He raised his ’14 batting average 45 points to .276 with an .826 OPS all while becoming a plus-defender in right field. The most impressive development in Springers’s game was his plate discipline. Springer stuck out 114 times in just 345 plate appearances last season. Springer had 105 more plate appearances this season and five fewer strikeouts in 24 more games. While the strikeout number is still high, it shows the level of dedication Springer is willing to put forth in order to reach his potential.
The last week, Springer has been raking, hitting .458/.519/.708 with a 1.227 OPS in 27 plate appearances. If Springer can keep his hot bat going during the ALDS, the Astros have to like their chances.
3. Bullpen Keys
Greg Holland, Wade Davis, and Kelvin Herrera were absolutely unbelievable last postseason, essentially taking away the final three innings from opposing offenses. Holland was closer, while the eighth inning belonged to Davis, and the seventh to Herrera.
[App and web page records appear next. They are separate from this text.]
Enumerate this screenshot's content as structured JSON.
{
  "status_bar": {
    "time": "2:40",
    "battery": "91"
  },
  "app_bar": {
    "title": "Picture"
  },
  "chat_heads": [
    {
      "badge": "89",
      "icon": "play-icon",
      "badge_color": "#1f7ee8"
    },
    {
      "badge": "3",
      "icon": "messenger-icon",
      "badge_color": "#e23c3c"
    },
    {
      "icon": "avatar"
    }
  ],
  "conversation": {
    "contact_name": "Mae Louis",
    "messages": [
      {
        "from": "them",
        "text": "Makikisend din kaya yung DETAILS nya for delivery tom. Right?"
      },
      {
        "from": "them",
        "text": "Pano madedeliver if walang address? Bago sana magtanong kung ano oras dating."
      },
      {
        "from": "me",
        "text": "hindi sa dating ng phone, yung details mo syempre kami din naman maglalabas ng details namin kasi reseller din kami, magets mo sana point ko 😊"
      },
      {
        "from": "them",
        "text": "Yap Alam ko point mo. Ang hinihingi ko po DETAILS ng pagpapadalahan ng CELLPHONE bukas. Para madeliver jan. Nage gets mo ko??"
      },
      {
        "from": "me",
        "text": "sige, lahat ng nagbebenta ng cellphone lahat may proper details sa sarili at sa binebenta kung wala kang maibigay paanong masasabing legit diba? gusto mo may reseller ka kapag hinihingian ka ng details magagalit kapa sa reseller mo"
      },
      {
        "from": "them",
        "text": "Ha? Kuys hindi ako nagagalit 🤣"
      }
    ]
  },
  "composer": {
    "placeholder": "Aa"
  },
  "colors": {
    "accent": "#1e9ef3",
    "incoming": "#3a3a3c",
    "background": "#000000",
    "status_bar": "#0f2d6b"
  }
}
Now, Holland is out after undergoing Tommy John surgery. In stepped Davis as the closer, and the Royals haven’t skipped a beat. Davis somehow one-upped himself this season with a 0.94 ERA after a sterling 1.00 ERA in ’14. Herrera now takes over the eighth and fellow reliever Ryan Madson now rules the seventh. While Herrera may be the more well-known flame-thrower, Madson is the hurler that the Astros should fear most. Madison has put up fantastic numbers this season with a 2.13 ERA, 3.09 FIP, .0963 WHIP, while surrendering less runs and walks than Herrera.
Royals' starting pitching has been somewhat suspect and lacking the ace that the Astros have in Dallas Kuechel. The sooner that Kansas City skipper Ned Yost can get his relievers in the game, the better the chances the Royals head back to the ALCS.
The Astros were a great story for the first three quarters of the season before fading down the stretch. This series has the potential to be the best of any postseason matchup this October with the fantastic contrast in style. That being said, I love that the Royals started the season with the pedal on the floor and haven’t let up since last season heartbreaking World Series loss.
Prediction: Royals in 4 games
— Written by Jake Rose, who is a part of the Athlon Sports Contributor Network. An avid baseball fan, Rose also takes time to do some play-by-play work for the radio broadcasts of Middle Tennessee State Blue Raider baseball games. Follow him on Twitter @JakeRose24.